■ What is needed
Word for word, reproduce each entry.

■ Material for this task
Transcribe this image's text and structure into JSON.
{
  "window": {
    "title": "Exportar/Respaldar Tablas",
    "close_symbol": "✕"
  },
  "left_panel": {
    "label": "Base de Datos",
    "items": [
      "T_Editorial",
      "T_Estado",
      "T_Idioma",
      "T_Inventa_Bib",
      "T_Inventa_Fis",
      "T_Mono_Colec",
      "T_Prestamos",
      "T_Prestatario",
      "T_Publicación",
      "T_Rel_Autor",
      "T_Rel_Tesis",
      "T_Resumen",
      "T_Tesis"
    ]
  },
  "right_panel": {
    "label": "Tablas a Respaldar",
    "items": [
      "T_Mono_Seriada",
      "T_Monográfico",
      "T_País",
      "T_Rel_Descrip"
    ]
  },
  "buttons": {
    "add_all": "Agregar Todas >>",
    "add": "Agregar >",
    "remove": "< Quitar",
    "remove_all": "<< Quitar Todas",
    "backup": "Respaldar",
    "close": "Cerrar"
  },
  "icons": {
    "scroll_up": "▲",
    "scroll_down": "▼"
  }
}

■ Solution to the problem
Transcribe this image's text and structure into JSON.
{
  "window": {
    "title": "Exportar/Respaldar Tablas",
    "close_symbol": "✕"
  },
  "left_panel": {
    "label": "Base de Datos",
    "items": [
      "T_Editorial",
      "T_Estado",
      "T_Idioma",
      "T_Inventa_Bib",
      "T_Inventa_Fis",
      "T_Mono_Colec",
      "T_Prestamos",
      "T_Prestatario",
      "T_Publicación",
      "T_Rel_Autor",
      "T_Rel_Tesis",
      "T_Resumen",
      "T_Tesis"
    ]
  },
  "right_panel": {
    "label": "Tablas a Respaldar",
    "items": [
      "T_Mono_Seriada",
      "T_Monográfico",
      "T_País",
      "T_Rel_Descrip"
    ]
  },
  "buttons": {
    "add_all": "Agregar Todas >>",
    "add": "Agregar >",
    "remove": "< Quitar",
    "remove_all": "<< Quitar Todas",
    "backup": "Respaldar",
    "close": "Cerrar"
  },
  "icons": {
    "scroll_up": "▲",
    "scroll_down": "▼"
  }
}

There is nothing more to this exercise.